In other relationships, by contrast, such as those between friends, family members, or romantic partners – so-called “communal” relationships – reciprocity takes a different form: that of mutually expected responsiveness to one another’s needs. In this form of reciprocity, each party tracks the other’s needs (rather than specific benefits provided) and strives to meet these needs to the best of their respective abilities, in proportion to the degree of responsibility each has assumed for the other’s welfare. Future work on moral judgments in relational context should distinguish between these two types of reciprocity: that is, mutual care-based reciprocity in communal relationships (when both partners have similar needs and abilities) and tit-for-tat reciprocity between “transactional” cooperation partners who have equal standing or claim on a resource.

Saturday, December 4, 2021

Virtuous Victims

Jordan, Jillian J., and Maryam Kouchaki
Science Advances 7, no. 42 (October 15, 2021).


How do people perceive the moral character of victims? We find, across a range of transgressions, that people frequently see victims of wrongdoing as more moral than nonvictims who have behaved identically. Across 17 experiments (total n = 9676), we document this Virtuous Victim effect and explore the mechanisms underlying it. We also find support for the Justice Restoration Hypothesis, which proposes that people see victims as moral because this perception serves to motivate punishment of perpetrators and helping of victims, and people frequently face incentives to enact or encourage these “justice-restorative” actions. Our results validate predictions of this hypothesis and suggest that the Virtuous Victim effect does not merely reflect (i) that victims look good in contrast to perpetrators, (ii) that people are generally inclined to positively evaluate those who have suffered, or (iii) that people hold a genuine belief that victims tend to be people who behave morally.


Across 17 experiments (total n = 9676), we have documented and explored the Virtuous Victim effect. We find that victims are frequently seen as more virtuous than nonvictims—not because of their own behavior, but because others have mistreated them. We observe this effect across a range of moral transgressions and find evidence that it is not moderated by the victim’s (white versus black) race or gender. Humans ubiquitously—and perhaps increasingly (1, 2)—encounter narratives about immoral acts and their victims. By demonstrating that these narratives have the power to confer moral status, our results shed new light on the ways that victims are perceived by society.

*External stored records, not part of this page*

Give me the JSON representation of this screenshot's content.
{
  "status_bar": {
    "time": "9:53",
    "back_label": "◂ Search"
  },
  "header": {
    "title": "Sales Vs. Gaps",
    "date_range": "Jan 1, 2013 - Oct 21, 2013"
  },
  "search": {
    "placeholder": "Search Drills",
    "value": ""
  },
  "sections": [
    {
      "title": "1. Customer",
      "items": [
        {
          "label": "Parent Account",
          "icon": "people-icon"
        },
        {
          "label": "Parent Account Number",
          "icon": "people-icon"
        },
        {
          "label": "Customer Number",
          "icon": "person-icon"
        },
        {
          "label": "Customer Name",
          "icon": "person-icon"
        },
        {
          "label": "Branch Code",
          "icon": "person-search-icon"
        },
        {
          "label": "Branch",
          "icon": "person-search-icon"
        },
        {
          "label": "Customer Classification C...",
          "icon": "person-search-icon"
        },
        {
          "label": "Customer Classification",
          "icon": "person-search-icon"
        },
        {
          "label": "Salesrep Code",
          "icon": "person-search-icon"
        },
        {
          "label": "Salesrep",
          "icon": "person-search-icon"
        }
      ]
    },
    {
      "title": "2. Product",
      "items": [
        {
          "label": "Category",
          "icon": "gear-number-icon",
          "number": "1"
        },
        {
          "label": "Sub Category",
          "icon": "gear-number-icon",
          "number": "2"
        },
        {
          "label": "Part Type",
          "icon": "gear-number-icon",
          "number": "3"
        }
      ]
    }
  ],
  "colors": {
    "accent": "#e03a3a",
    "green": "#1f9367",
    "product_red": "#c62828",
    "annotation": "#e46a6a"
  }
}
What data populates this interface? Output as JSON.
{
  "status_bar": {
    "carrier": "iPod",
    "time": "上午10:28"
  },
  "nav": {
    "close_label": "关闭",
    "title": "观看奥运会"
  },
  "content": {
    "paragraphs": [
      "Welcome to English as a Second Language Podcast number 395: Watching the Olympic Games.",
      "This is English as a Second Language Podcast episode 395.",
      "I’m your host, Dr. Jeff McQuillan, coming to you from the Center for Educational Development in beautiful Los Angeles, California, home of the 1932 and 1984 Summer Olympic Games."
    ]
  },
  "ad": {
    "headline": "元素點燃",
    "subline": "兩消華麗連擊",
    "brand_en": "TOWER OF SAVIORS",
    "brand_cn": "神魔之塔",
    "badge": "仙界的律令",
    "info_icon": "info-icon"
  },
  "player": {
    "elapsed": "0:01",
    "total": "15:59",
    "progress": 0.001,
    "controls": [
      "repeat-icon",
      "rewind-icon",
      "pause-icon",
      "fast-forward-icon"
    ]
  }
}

We have also explored the boundaries of the Virtuous Victim effect and illuminated the mechanisms that underlie it. For example, we find that the Virtuous Victim effect may be especially likely to flow from victim narratives that describe a transgression’s perpetrator and are presented by a third-person narrator (or perhaps, more generally, a narrator who is unlikely to be doubted). We also find that the effect is specific to victims of immorality (i.e., it does not extend to accident victims) and to moral virtue (i.e., it does not extend equally to positive but nonmoral traits). Furthermore, the effect shapes perceptions of moral character but not predictions about moral behavior.

We have also evaluated several potential explanations for the Virtuous Victim effect. Ultimately, our results provide evidence for the Justice Restoration Hypothesis, which proposes that people see victims as virtuous because this perception serves to motivate punishment of perpetrators and helping of victims, and people frequently face incentives to enact or encourage these justice-restorative actions.